Influential architecture and design magazine Blueprint has published its last print edition in its current bi-monthly format and is set to launch a "reimagined version" later this year.
"Issue 369 will be the final print version of Blueprint in its current format," said a statement from its publisher. "Fear not, a reimagined version will return later in the year."
Blueprint to become "content hub for architects and designers"
The once-influential publication, which has been a mainstay in the design and architecture world for almost 40 years, was initially launched with the backing of leading architects and designers including Richard Rogers and Terence Conran.
Blueprint was published monthly until 2013, when it switched to a bi-monthly format. The publication, which is now owned by NS Media Group, will now focus on becoming a "content hub for architects and designers".
"Since its launch in 1983, Blueprint's sole aim is to provide unrivalled coverage of the architecture, design and art worlds for professionals and enthusiasts alike," said the statement.
"We are excited to announce a new direction for Blueprint, as we invest in digital and aim to make it a central content hub for architects and designers around the world."

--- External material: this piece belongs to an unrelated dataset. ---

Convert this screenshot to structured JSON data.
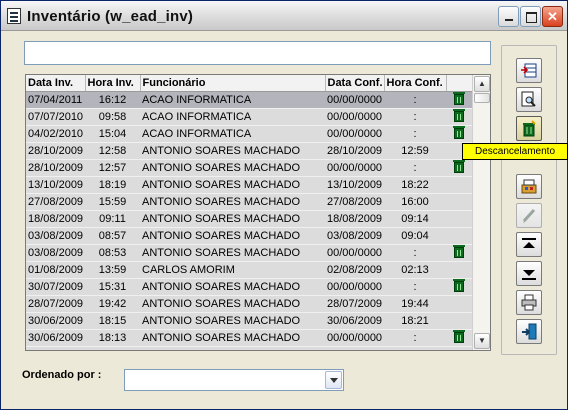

"I like to think we would have moved to a digital version ages ago"
Co-founder Murray described the move towards digital as "positive change", and said that he would have made the move to digital "ages ago" if he was still running the publication.
"We would only have been able to publish Blueprint in the 80s because the relatively new offset litho printing technology, and the demise of union control, widened access to the means of production," he told Dezeen.
"The new technology was the key: the medium was the message as Marshall McLuhan would say," continued Murray.
"In those early days, we were excited by change and I like to think we would have moved to a digital version ages ago if we'd still been running it," Murray added. "As Dezeen has proved so eloquently, design content and digital communications work brilliantly together."
"The original idea was that it would last just 10 issues and then disappear"
Sudjic, who co-founded the publication and edited it for 11 years, said that he was "amazed" that the publication still existed in any form as it was only intended to have 10 issues.
"I find myself thinking about the late Cedric Price, who followed the logic of his anti-monument convictions when the conservationist lobby started to agitate for the preservation of his Interaction Centre an insisted that having outlived its usefulness it should be demolished," he told Dezeen.
"I am amazed that almost 37 years after Blueprint was launched that it still exists in any form. The original idea was that it would last just 10 issues and then disappear," he continued.
"The fact that it has flourished under so many ownership, and so many editors, suggests that there was something useful about the original idea to dissolve the tribalism of the various disciplines, and never to use the word fenestration when window was good enough," he added.
"Of course, demolishing the Interaction Centre wasn't the most sustainable of things to do. Starting any magazine and getting it to fly is a huge effort by so many writers, designers, photographers, advertising salespeople and publishers, and readers you don't want all that energy and work to go to waste."
"I do feel rather proud of the influence the magazine"
Following its launch in 1983, the publication was edited by Sudjic, who recently left his post as director of the Design Museum in London, until 1994. Former editors include Rowan Moore, who is now architecture critic at The Observer newspaper, plus Marcus Field and Vicky Richardson. The most recent editor was Johnny Tucker.
Murray said he was "rather proud of" the influence the magazine had on architecture and design discourse and on the careers of its contributors and editors.
"Looking back I do feel rather proud of the influence the magazine had, under the editorship of Deyan Sudjic and then Rowan Moore, on the discussion of architecture and design as well as of the number of magazines, writers, sites and programmes it spawned," he said.
"In the first Blueprint office at 26 Cramer Street in Marylebone we gathered around us a stellar group of creatives who went on to play even bigger roles in design and architecture," said Murray, listing David Chipperfield, Ken Armstrong, Sebastian Conran, Ricky Burdett and Tim Marlowe as well as Sudjic and Moore.
Burdett went on to set up the Architecture Foundation run the LSE Cities programme and direct the Venice Architecture Biennale in 2006. Sudjic later edited Domus, directed the Venice Architecture Biennale in 2002 and was director of the Design Museum from 2006 until early 2020.
Marlowe was director of exhibitions at the White Cube and then artistic director of the Royal Academy of Arts from 2014 until he took over from Sudjic as director of Design Museum earlier this year.